DATA FOR THE TASK:
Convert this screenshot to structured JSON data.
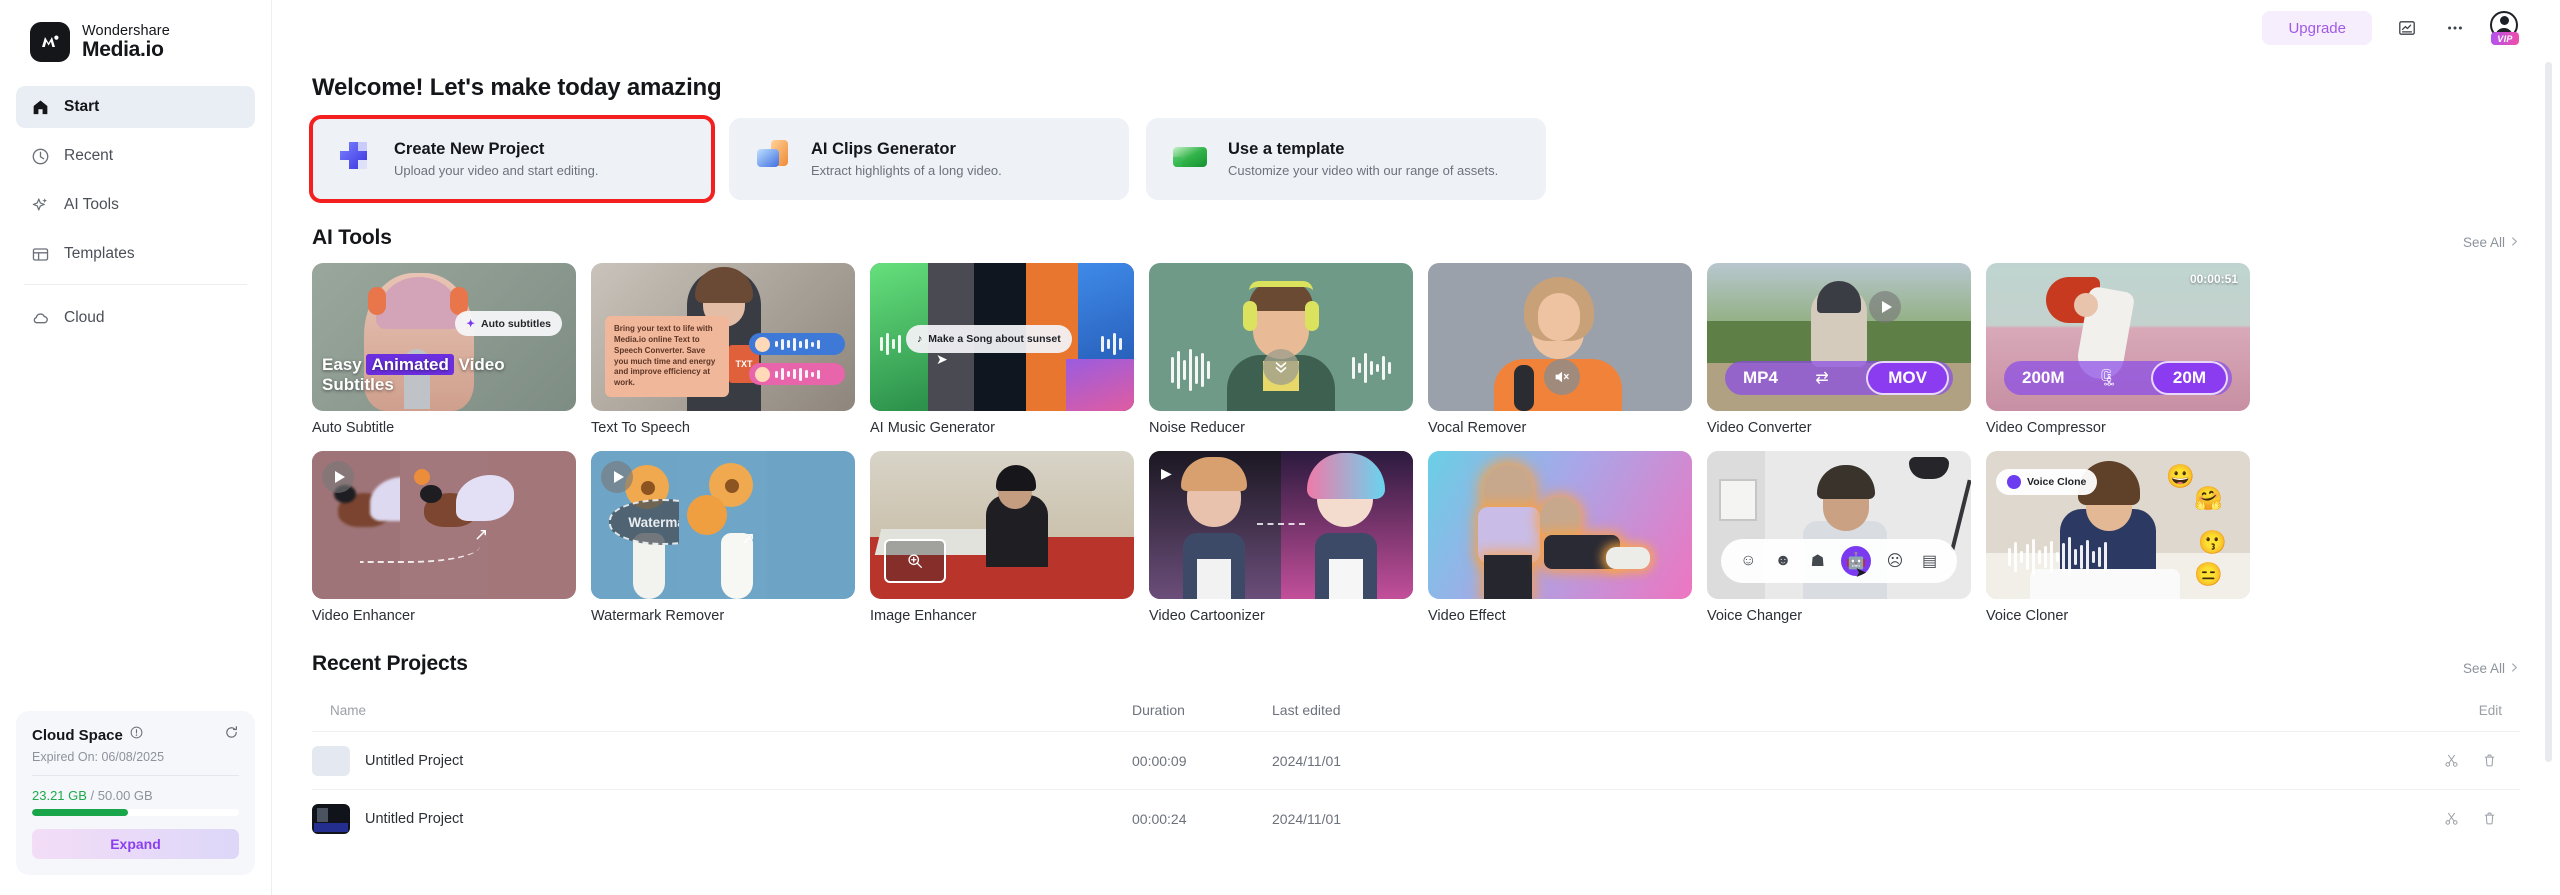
{
  "brand": {
    "top": "Wondershare",
    "bottom": "Media.io",
    "mark": "M"
  },
  "sidebar": {
    "items": [
      {
        "label": "Start",
        "icon": "home-icon",
        "active": true
      },
      {
        "label": "Recent",
        "icon": "clock-icon",
        "active": false
      },
      {
        "label": "AI Tools",
        "icon": "sparkle-icon",
        "active": false
      },
      {
        "label": "Templates",
        "icon": "layout-icon",
        "active": false
      },
      {
        "label": "Cloud",
        "icon": "cloud-icon",
        "active": false
      }
    ],
    "cloud": {
      "title": "Cloud Space",
      "info_icon": "info-icon",
      "refresh_icon": "refresh-icon",
      "expired_label": "Expired On: 06/08/2025",
      "used": "23.21 GB",
      "separator": " / ",
      "total": "50.00 GB",
      "percent": 46.4,
      "expand_label": "Expand",
      "used_color": "#19a64a"
    }
  },
  "topbar": {
    "upgrade_label": "Upgrade",
    "feedback_icon": "feedback-icon",
    "more_icon": "more-horizontal-icon",
    "avatar_icon": "avatar-icon",
    "vip_label": "VIP"
  },
  "main": {
    "welcome_title": "Welcome! Let's make today amazing",
    "feature_cards": [
      {
        "title": "Create New Project",
        "subtitle": "Upload your video and start editing.",
        "icon": "plus-tile-icon",
        "highlighted": true
      },
      {
        "title": "AI Clips Generator",
        "subtitle": "Extract highlights of a long video.",
        "icon": "clips-tile-icon",
        "highlighted": false
      },
      {
        "title": "Use a template",
        "subtitle": "Customize your video with our range of assets.",
        "icon": "template-tile-icon",
        "highlighted": false
      }
    ],
    "ai_tools": {
      "section_title": "AI Tools",
      "see_all_label": "See All",
      "see_all_chevron": "chevron-right-icon",
      "items": [
        {
          "label": "Auto Subtitle",
          "art": "auto-subtitle",
          "overlay_pill": "Auto subtitles",
          "caption_pre": "Easy ",
          "caption_hl": "Animated",
          "caption_post": " Video Subtitles"
        },
        {
          "label": "Text To Speech",
          "art": "text-to-speech",
          "note": "Bring your text to life with Media.io online Text to Speech Converter. Save you much time and energy and improve efficiency at work.",
          "file_label": "TXT"
        },
        {
          "label": "AI Music Generator",
          "art": "ai-music",
          "overlay_pill": "Make a Song about sunset"
        },
        {
          "label": "Noise Reducer",
          "art": "noise-reducer"
        },
        {
          "label": "Vocal Remover",
          "art": "vocal-remover"
        },
        {
          "label": "Video Converter",
          "art": "video-converter",
          "from": "MP4",
          "to": "MOV"
        },
        {
          "label": "Video Compressor",
          "art": "video-compressor",
          "from": "200M",
          "to": "20M",
          "time": "00:00:51"
        },
        {
          "label": "Video Enhancer",
          "art": "video-enhancer"
        },
        {
          "label": "Watermark Remover",
          "art": "watermark-remover",
          "watermark_label": "Watermark"
        },
        {
          "label": "Image Enhancer",
          "art": "image-enhancer"
        },
        {
          "label": "Video Cartoonizer",
          "art": "video-cartoonizer"
        },
        {
          "label": "Video Effect",
          "art": "video-effect"
        },
        {
          "label": "Voice Changer",
          "art": "voice-changer"
        },
        {
          "label": "Voice Cloner",
          "art": "voice-cloner",
          "overlay_pill": "Voice Clone"
        }
      ]
    },
    "recent_projects": {
      "section_title": "Recent Projects",
      "see_all_label": "See All",
      "columns": {
        "name": "Name",
        "duration": "Duration",
        "last_edited": "Last edited",
        "edit": "Edit"
      },
      "rows": [
        {
          "name": "Untitled Project",
          "duration": "00:00:09",
          "last_edited": "2024/11/01",
          "thumb": "blank"
        },
        {
          "name": "Untitled Project",
          "duration": "00:00:24",
          "last_edited": "2024/11/01",
          "thumb": "dark"
        }
      ],
      "row_actions": {
        "cut_icon": "scissors-icon",
        "delete_icon": "trash-icon"
      }
    }
  }
}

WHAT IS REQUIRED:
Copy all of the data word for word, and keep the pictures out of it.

PROBLEM SOLUTION:
Convert this screenshot to structured JSON data.
{
  "brand": {
    "top": "Wondershare",
    "bottom": "Media.io",
    "mark": "M"
  },
  "sidebar": {
    "items": [
      {
        "label": "Start",
        "icon": "home-icon",
        "active": true
      },
      {
        "label": "Recent",
        "icon": "clock-icon",
        "active": false
      },
      {
        "label": "AI Tools",
        "icon": "sparkle-icon",
        "active": false
      },
      {
        "label": "Templates",
        "icon": "layout-icon",
        "active": false
      },
      {
        "label": "Cloud",
        "icon": "cloud-icon",
        "active": false
      }
    ],
    "cloud": {
      "title": "Cloud Space",
      "info_icon": "info-icon",
      "refresh_icon": "refresh-icon",
      "expired_label": "Expired On: 06/08/2025",
      "used": "23.21 GB",
      "separator": " / ",
      "total": "50.00 GB",
      "percent": 46.4,
      "expand_label": "Expand",
      "used_color": "#19a64a"
    }
  },
  "topbar": {
    "upgrade_label": "Upgrade",
    "feedback_icon": "feedback-icon",
    "more_icon": "more-horizontal-icon",
    "avatar_icon": "avatar-icon",
    "vip_label": "VIP"
  },
  "main": {
    "welcome_title": "Welcome! Let's make today amazing",
    "feature_cards": [
      {
        "title": "Create New Project",
        "subtitle": "Upload your video and start editing.",
        "icon": "plus-tile-icon",
        "highlighted": true
      },
      {
        "title": "AI Clips Generator",
        "subtitle": "Extract highlights of a long video.",
        "icon": "clips-tile-icon",
        "highlighted": false
      },
      {
        "title": "Use a template",
        "subtitle": "Customize your video with our range of assets.",
        "icon": "template-tile-icon",
        "highlighted": false
      }
    ],
    "ai_tools": {
      "section_title": "AI Tools",
      "see_all_label": "See All",
      "see_all_chevron": "chevron-right-icon",
      "items": [
        {
          "label": "Auto Subtitle",
          "art": "auto-subtitle",
          "overlay_pill": "Auto subtitles",
          "caption_pre": "Easy ",
          "caption_hl": "Animated",
          "caption_post": " Video Subtitles"
        },
        {
          "label": "Text To Speech",
          "art": "text-to-speech",
          "note": "Bring your text to life with Media.io online Text to Speech Converter. Save you much time and energy and improve efficiency at work.",
          "file_label": "TXT"
        },
        {
          "label": "AI Music Generator",
          "art": "ai-music",
          "overlay_pill": "Make a Song about sunset"
        },
        {
          "label": "Noise Reducer",
          "art": "noise-reducer"
        },
        {
          "label": "Vocal Remover",
          "art": "vocal-remover"
        },
        {
          "label": "Video Converter",
          "art": "video-converter",
          "from": "MP4",
          "to": "MOV"
        },
        {
          "label": "Video Compressor",
          "art": "video-compressor",
          "from": "200M",
          "to": "20M",
          "time": "00:00:51"
        },
        {
          "label": "Video Enhancer",
          "art": "video-enhancer"
        },
        {
          "label": "Watermark Remover",
          "art": "watermark-remover",
          "watermark_label": "Watermark"
        },
        {
          "label": "Image Enhancer",
          "art": "image-enhancer"
        },
        {
          "label": "Video Cartoonizer",
          "art": "video-cartoonizer"
        },
        {
          "label": "Video Effect",
          "art": "video-effect"
        },
        {
          "label": "Voice Changer",
          "art": "voice-changer"
        },
        {
          "label": "Voice Cloner",
          "art": "voice-cloner",
          "overlay_pill": "Voice Clone"
        }
      ]
    },
    "recent_projects": {
      "section_title": "Recent Projects",
      "see_all_label": "See All",
      "columns": {
        "name": "Name",
        "duration": "Duration",
        "last_edited": "Last edited",
        "edit": "Edit"
      },
      "rows": [
        {
          "name": "Untitled Project",
          "duration": "00:00:09",
          "last_edited": "2024/11/01",
          "thumb": "blank"
        },
        {
          "name": "Untitled Project",
          "duration": "00:00:24",
          "last_edited": "2024/11/01",
          "thumb": "dark"
        }
      ],
      "row_actions": {
        "cut_icon": "scissors-icon",
        "delete_icon": "trash-icon"
      }
    }
  }
}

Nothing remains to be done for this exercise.